you write about me.
I read A Monster Calls by Patrick Ness and Last Night I Sang To The Monster by Benjamin Alire Sáenz back to back on a whim, only to find out that they have much more in common than just the word ‘monster’ in the title. Both are by incredibly talented young adult authors, both are about troubled families, and in both books, the loss these protagonists so desperately refuse to acknowledge takes on the physical form of a monster, looming over them.
“More Fool Me” book cover.
When I was a young girl (she said, at the ripe age of 26), Stephen Fry was my hero. He was intelligent, funny, eloquent, charming, talented, well-travelled, well-connected, and well-read – everything I wanted to be. Like a lot of people, I put him up on a pedestal and idolised him. His first memoir, Moab Is My Washpot, brought him back down to earth for me. In this book, he talked about his fears and insecurities, and it helped me see him for what he truly was: just a man. He wrote about his first love, feeling like an outsider, his criminal record, and his eventual suicide attempt in a way that felt deeply, deeply personal and honest. It took the halo away for good, but if anything, I liked him even more now that he was vulnerable and flawed. Even Stephen “Britain’s National Treasure” Fry is wrecked by insecurities. Read more
“Birdsong” (2012) still.
As one of the last people left on this planet who has not read The Boy In The Striped Pajamas (2006), I was not familiar with John Boyne as a writer when I first picked up this book. However, I still went into it with certain expectations. A story about a young soldier who falls in love with a fellow private during World War One? I flew through The Absolutist in one sitting with a stack of tissues and a fluffy pillow on standby at all times, because there was no way that this would end well (“spoiler” alert: it didn’t).

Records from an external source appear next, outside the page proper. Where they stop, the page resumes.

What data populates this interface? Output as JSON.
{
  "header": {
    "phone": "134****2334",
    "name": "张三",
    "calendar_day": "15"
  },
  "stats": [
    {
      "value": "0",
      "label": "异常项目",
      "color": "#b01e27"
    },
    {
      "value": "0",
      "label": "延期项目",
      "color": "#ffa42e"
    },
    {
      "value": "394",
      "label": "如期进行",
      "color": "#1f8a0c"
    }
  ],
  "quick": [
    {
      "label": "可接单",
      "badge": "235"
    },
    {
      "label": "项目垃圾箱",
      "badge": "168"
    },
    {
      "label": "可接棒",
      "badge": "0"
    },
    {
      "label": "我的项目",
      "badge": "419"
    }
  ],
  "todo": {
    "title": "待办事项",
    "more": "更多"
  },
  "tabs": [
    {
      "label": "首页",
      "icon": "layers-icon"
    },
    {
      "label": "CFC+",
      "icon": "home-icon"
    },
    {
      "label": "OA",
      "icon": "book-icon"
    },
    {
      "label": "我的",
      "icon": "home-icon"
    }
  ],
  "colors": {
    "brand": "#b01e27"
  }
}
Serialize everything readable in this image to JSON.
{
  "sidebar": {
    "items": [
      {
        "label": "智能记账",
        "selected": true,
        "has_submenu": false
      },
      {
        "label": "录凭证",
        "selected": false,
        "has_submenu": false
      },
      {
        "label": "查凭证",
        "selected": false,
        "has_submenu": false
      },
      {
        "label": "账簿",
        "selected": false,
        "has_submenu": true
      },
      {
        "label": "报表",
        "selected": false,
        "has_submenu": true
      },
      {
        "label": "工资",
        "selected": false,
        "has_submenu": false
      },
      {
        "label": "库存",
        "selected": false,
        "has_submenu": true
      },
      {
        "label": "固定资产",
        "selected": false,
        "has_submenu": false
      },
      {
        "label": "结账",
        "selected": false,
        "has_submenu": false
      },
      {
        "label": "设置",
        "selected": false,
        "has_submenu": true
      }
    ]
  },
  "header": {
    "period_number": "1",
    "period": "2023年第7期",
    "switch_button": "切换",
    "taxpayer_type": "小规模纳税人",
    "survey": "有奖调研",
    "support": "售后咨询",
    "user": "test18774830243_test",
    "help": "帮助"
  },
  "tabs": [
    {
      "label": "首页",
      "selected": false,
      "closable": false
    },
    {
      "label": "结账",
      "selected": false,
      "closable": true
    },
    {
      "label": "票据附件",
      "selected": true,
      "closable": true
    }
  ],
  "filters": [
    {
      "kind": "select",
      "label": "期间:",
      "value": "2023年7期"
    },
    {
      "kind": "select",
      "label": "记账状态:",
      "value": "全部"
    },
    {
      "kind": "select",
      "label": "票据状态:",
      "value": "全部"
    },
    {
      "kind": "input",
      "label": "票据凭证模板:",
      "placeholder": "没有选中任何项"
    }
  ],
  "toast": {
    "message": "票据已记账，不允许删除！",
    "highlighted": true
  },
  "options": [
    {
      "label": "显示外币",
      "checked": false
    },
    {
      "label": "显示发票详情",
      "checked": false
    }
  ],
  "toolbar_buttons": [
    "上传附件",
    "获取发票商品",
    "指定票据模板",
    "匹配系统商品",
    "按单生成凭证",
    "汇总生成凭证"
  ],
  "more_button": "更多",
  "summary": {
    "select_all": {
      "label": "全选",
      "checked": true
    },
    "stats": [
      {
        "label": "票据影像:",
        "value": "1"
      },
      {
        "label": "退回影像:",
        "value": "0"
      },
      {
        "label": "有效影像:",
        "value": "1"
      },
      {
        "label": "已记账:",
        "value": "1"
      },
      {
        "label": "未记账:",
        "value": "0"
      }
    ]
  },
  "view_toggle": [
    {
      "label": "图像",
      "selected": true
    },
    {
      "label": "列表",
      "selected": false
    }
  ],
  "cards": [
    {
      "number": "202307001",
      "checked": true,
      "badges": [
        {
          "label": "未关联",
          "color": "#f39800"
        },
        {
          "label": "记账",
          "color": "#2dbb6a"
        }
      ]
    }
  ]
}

On the surface, this book seems to have been tailor-made for me in terms of theme and setting, and at first I did enjoy it. However, the following morning I kept thinking of things I didn’t like about it and as I was writing this review, I discovered even more; it turns out that on the surface is exactly where The Absolutist stays.